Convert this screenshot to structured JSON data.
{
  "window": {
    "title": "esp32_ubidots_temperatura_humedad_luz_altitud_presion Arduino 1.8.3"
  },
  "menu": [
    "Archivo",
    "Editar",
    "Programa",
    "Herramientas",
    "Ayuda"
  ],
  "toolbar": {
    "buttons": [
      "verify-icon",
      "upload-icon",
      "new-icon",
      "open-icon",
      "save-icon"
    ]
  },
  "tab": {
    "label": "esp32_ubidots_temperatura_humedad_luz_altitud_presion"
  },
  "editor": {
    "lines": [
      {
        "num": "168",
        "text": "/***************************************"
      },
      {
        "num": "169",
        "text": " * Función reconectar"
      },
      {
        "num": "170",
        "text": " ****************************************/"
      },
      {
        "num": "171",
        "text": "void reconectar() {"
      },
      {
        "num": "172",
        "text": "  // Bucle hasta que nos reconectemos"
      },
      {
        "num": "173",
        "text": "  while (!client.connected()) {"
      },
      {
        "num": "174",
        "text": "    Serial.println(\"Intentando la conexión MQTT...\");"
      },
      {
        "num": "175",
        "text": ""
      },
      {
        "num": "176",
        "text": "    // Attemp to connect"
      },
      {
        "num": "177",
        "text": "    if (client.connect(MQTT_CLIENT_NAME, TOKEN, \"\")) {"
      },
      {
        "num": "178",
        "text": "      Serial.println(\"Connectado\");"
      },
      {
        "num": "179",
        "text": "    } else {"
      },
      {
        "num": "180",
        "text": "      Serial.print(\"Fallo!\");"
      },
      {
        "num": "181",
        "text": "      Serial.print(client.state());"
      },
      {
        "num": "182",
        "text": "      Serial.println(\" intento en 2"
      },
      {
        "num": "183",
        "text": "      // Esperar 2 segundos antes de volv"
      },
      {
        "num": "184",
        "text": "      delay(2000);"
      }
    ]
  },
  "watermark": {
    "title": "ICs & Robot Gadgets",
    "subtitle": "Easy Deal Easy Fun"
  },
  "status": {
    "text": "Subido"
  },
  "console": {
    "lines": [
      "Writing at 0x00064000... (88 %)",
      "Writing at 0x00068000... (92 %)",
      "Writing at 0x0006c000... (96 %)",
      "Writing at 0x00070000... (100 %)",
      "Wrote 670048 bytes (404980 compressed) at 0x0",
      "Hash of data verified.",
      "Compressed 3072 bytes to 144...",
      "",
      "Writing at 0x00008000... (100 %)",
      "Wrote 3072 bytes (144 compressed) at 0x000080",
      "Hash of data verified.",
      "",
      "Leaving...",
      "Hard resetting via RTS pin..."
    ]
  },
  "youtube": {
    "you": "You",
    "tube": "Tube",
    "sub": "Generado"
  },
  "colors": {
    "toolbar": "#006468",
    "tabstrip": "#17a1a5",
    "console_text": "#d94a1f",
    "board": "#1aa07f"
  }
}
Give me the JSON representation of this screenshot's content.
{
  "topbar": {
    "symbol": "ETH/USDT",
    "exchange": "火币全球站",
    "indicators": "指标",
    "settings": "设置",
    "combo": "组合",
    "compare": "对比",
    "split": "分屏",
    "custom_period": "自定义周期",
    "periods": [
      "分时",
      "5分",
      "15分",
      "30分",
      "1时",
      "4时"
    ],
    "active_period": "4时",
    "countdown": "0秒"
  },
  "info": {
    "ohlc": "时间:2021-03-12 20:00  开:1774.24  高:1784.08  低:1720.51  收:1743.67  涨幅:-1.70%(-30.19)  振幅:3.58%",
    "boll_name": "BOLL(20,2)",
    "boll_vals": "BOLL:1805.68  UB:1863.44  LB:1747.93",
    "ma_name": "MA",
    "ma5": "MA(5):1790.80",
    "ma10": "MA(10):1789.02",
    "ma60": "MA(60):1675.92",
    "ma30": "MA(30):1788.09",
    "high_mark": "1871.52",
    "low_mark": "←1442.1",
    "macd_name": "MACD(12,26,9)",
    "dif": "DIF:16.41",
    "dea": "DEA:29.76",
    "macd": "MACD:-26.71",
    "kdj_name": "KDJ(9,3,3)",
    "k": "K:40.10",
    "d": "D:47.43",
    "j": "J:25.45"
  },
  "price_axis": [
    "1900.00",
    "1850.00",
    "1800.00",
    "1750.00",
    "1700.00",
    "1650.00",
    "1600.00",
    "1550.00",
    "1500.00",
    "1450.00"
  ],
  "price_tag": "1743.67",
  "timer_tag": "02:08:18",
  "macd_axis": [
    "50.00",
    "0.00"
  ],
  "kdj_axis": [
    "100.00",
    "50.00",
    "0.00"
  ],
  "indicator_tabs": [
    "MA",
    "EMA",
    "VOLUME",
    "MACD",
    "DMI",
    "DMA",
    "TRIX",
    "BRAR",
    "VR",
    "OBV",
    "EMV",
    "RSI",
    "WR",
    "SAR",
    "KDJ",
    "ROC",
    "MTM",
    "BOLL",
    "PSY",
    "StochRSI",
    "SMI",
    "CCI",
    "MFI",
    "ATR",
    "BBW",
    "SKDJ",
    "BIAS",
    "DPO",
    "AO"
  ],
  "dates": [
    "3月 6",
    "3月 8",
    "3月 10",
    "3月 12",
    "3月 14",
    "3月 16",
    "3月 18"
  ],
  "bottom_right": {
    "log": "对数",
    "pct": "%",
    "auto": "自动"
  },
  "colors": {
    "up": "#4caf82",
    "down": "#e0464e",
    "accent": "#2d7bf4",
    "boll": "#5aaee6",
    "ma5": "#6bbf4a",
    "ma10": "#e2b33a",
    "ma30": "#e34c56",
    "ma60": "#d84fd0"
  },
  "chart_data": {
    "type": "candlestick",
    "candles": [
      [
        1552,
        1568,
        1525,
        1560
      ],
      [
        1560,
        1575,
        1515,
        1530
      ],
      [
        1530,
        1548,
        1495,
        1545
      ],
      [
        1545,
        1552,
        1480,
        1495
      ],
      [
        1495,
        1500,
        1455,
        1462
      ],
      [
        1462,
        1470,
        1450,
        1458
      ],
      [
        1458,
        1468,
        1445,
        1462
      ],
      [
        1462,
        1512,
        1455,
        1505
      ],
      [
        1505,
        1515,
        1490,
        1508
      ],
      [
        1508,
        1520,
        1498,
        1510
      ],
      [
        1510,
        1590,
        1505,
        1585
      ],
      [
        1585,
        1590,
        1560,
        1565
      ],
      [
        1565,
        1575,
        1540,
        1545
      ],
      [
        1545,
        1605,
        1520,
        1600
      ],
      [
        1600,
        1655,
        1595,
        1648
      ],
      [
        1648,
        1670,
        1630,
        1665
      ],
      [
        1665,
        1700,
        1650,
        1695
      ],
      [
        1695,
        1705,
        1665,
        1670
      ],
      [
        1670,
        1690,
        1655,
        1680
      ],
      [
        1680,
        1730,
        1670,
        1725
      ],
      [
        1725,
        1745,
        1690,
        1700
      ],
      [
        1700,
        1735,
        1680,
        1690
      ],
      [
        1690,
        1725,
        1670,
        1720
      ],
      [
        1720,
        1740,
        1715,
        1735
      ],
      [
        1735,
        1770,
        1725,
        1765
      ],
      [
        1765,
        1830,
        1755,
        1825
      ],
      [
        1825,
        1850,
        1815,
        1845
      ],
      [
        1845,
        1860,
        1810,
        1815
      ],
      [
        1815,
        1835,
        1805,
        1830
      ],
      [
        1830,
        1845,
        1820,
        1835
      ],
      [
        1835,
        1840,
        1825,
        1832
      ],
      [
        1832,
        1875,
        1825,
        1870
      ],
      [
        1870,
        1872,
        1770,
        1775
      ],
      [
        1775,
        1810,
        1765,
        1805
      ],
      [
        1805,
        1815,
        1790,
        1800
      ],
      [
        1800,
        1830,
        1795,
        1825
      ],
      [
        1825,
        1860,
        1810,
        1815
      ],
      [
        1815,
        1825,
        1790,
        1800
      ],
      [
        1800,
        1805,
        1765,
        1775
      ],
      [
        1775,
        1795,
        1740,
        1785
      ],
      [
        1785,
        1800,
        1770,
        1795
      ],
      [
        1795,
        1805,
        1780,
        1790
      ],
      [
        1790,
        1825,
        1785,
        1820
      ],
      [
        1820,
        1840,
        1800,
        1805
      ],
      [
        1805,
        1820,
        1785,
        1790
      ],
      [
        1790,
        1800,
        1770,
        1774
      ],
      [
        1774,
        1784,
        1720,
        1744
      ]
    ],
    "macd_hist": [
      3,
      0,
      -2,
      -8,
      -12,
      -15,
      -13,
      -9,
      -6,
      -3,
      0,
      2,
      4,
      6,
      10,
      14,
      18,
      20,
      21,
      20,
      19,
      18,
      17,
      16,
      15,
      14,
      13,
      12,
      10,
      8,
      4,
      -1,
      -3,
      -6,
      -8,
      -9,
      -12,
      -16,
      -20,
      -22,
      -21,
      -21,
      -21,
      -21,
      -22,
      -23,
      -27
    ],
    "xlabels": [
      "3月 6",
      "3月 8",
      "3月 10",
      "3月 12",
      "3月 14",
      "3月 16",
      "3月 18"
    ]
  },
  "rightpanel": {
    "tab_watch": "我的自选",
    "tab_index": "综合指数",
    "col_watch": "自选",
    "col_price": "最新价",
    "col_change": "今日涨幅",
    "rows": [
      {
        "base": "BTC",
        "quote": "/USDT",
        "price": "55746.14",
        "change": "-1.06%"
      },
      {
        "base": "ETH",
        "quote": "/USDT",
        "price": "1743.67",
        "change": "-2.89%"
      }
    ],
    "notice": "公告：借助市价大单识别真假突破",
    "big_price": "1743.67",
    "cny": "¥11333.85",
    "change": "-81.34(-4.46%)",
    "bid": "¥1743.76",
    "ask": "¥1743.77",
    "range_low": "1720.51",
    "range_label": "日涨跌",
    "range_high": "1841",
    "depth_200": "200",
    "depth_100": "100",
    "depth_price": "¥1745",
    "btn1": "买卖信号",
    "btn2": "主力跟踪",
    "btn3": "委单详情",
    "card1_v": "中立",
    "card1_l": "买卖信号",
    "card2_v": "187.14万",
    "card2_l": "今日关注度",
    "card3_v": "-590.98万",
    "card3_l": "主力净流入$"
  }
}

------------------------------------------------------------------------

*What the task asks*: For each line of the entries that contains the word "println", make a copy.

*Written solution*:
        "text": "    Serial.println(\"Intentando la conexión MQTT...\");"
        "text": "      Serial.println(\"Connectado\");"
        "text": "      Serial.println(\" intento en 2"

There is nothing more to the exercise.